Lifestyle factors and colorectal cancer risk (1): systematic review and meta-analysis of associations with body mass index
Article first published online: 17 JAN 2009
© 2009 The Authors. Journal Compilation © 2009 The Association of Coloproctology of Great Britain and Ireland
Volume 11, Issue 6, pages 547–563, July 2009
How to Cite
Harriss, D. J., Atkinson, G. , George, K., Tim Cable, N., Reilly, T., Haboubi, N., Zwahlen, M., Egger, M., Renehan, A. G. and the C-CLEAR group (2009), Lifestyle factors and colorectal cancer risk (1): systematic review and meta-analysis of associations with body mass index. Colorectal Disease, 11: 547–563. doi: 10.1111/j.1463-1318.2009.01766.x

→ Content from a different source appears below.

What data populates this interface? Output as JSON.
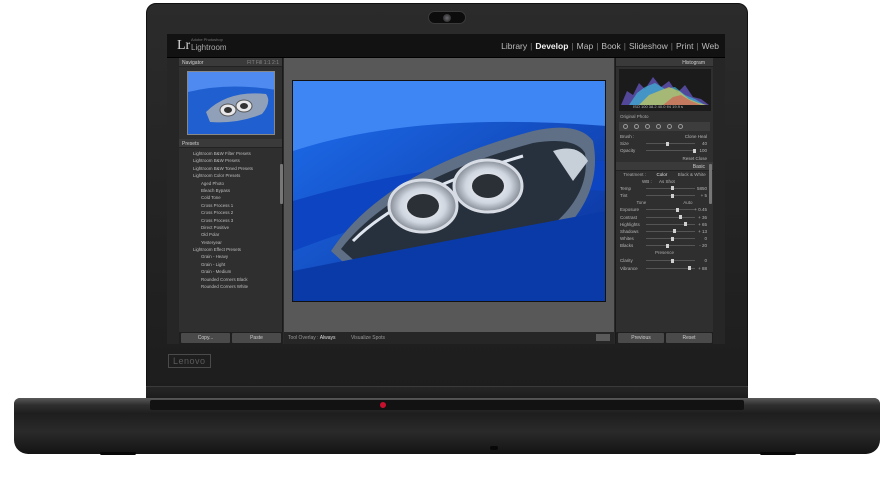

- Issue published online: 10 JUN 2009
- Article first published online: 17 JAN 2009
- Received 7 August 2008; accepted 26 August 2008

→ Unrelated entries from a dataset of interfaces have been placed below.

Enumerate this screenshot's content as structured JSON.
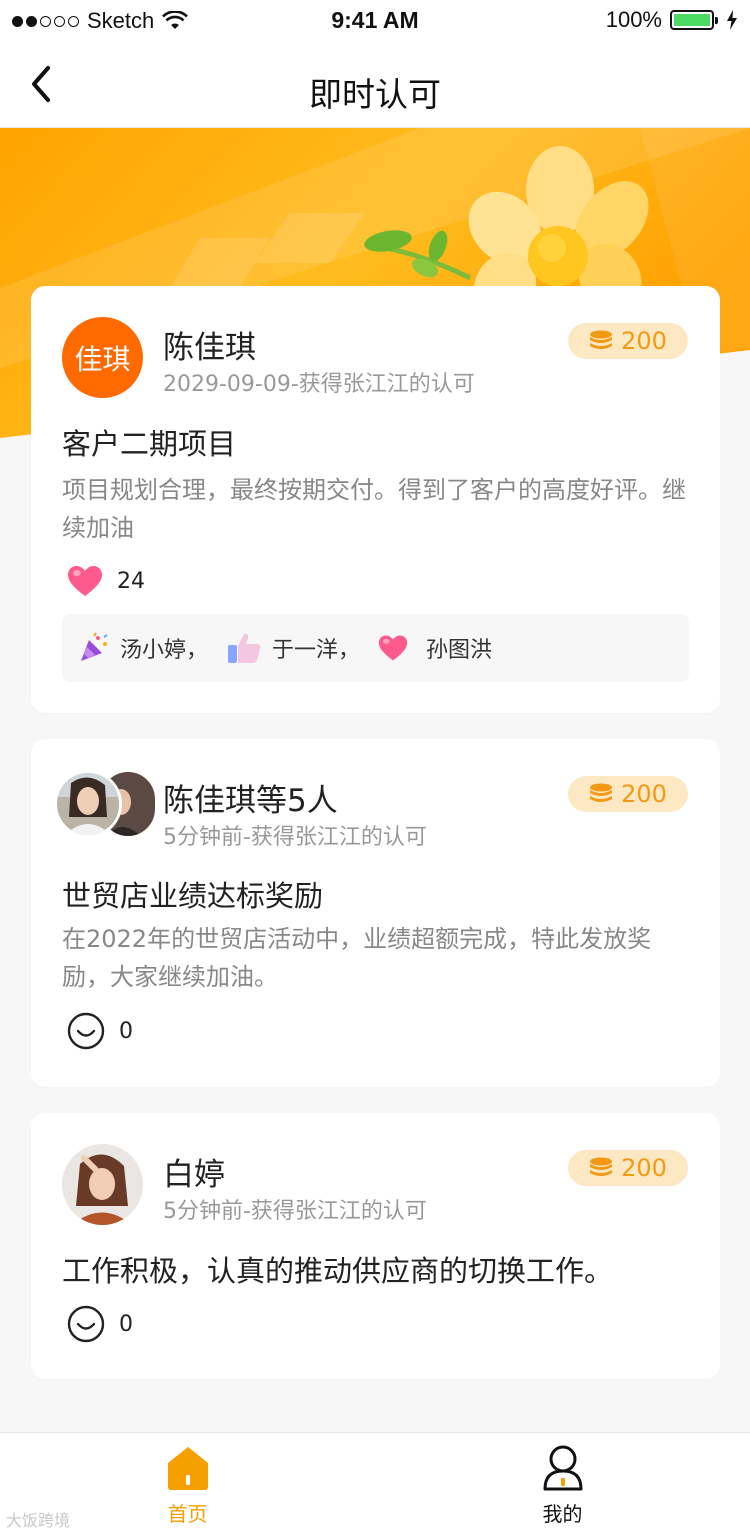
{
  "status_bar": {
    "carrier": "Sketch",
    "time": "9:41 AM",
    "battery": "100%"
  },
  "nav": {
    "title": "即时认可"
  },
  "cards": [
    {
      "avatar_text": "佳琪",
      "name": "陈佳琪",
      "meta": "2029-09-09-获得张江江的认可",
      "coins": "200",
      "title": "客户二期项目",
      "desc": "项目规划合理，最终按期交付。得到了客户的高度好评。继续加油",
      "likes": "24",
      "reactors": [
        {
          "icon": "party-popper-icon",
          "label": "汤小婷，"
        },
        {
          "icon": "thumbs-up-icon",
          "label": "于一洋，"
        },
        {
          "icon": "heart-icon",
          "label": "孙图洪"
        }
      ]
    },
    {
      "name": "陈佳琪等5人",
      "meta": "5分钟前-获得张江江的认可",
      "coins": "200",
      "title": "世贸店业绩达标奖励",
      "desc": "在2022年的世贸店活动中，业绩超额完成，特此发放奖励，大家继续加油。",
      "reactions": "0"
    },
    {
      "name": "白婷",
      "meta": "5分钟前-获得张江江的认可",
      "coins": "200",
      "title": "工作积极，认真的推动供应商的切换工作。",
      "reactions": "0"
    }
  ],
  "tabs": [
    {
      "label": "首页",
      "active": true
    },
    {
      "label": "我的",
      "active": false
    }
  ],
  "watermark": "大饭跨境",
  "colors": {
    "accent": "#f5a000",
    "banner": "#ffb300",
    "avatar_orange": "#ff6a00",
    "coin": "#f29a13"
  }
}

- Body mass index;
- colorectal cancer risk;
- systematic review
Objective Excess body weight, defined by body mass index (BMI), may increase the risk of colorectal cancer. As a prerequisite to the determination of lifestyle attributable risks, we undertook a systematic review and meta-analysis of prospective observational studies to quantify colorectal cancer risk associated with increased BMI and explore for differences by gender, sub-site and study characteristics.
Method We searched MEDLINE and EMBASE (to December 2007), and other sources, selecting reports based on strict inclusion criteria. Random-effects meta-analyses and meta-regressions of study-specific incremental estimates were performed to determine the risk ratio (RR) and 95% confidence intervals (CIs) associated with a 5 kg/m2 increase in BMI.
Results We analysed 29 datasets from 28 articles, including 67 361 incident cases. Higher BMI was associated with colon (RR 1.24, 95% CIs: 1.20–1.28) and rectal (1.09, 1.05–1.14) cancers in men, and with colon cancer (1.09, 1.04–1.12) in women. Associations were stronger in men than in women for colon (P < 0.001) and rectal (P = 0.005) cancers. Associations were generally consistent across geographic populations. Study characteristics and adjustments accounted for only moderate variations of associations.
Conclusion Increasing BMI is associated with a modest increased risk of developing colon and rectal cancers, but this modest risk may translate to large attributable proportions in high-prevalence obese populations. Inter-gender differences point to potentially important mechanistic differences, which merit further research.